Your assignment
Please count how many lines below contain the word "电商项目延期风险的三个预警阈值" and reply with only that number.

Entries taken from a collection
========================================

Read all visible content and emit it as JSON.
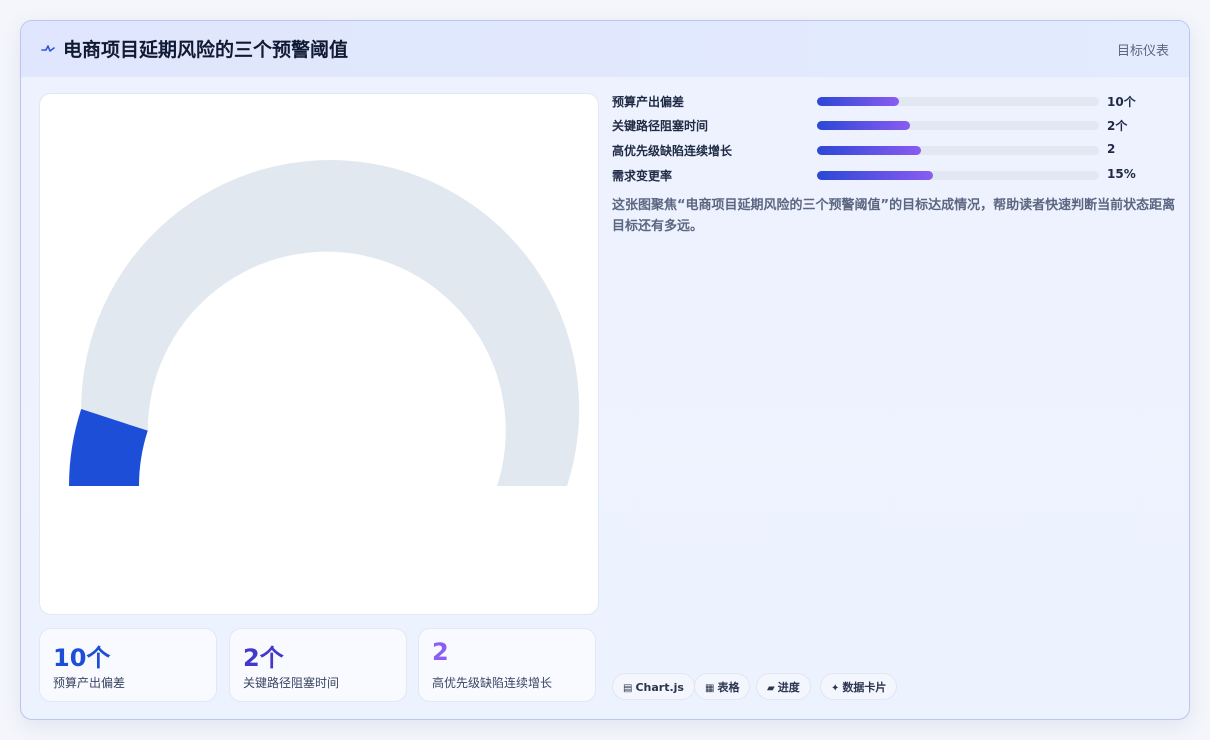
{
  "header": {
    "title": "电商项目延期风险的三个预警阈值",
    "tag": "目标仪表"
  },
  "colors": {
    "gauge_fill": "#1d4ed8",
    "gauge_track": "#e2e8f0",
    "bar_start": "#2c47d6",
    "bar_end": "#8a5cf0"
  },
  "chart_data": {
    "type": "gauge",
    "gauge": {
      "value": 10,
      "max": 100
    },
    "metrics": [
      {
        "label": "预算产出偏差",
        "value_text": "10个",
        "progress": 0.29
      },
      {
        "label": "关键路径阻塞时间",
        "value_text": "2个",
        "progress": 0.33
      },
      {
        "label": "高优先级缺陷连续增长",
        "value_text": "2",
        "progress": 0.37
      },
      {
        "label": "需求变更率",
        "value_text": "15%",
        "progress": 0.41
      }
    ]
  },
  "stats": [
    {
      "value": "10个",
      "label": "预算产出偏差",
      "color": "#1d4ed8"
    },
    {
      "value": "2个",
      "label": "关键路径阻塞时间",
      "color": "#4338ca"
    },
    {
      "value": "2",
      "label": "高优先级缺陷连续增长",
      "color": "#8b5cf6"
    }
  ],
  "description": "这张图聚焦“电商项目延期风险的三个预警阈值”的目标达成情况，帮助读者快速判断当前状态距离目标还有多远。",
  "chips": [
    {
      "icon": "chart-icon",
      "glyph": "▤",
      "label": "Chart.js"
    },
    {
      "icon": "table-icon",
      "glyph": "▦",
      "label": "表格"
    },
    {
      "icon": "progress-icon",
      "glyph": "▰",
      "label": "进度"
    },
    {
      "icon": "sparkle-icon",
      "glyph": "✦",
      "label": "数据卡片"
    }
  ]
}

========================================

Task answer
2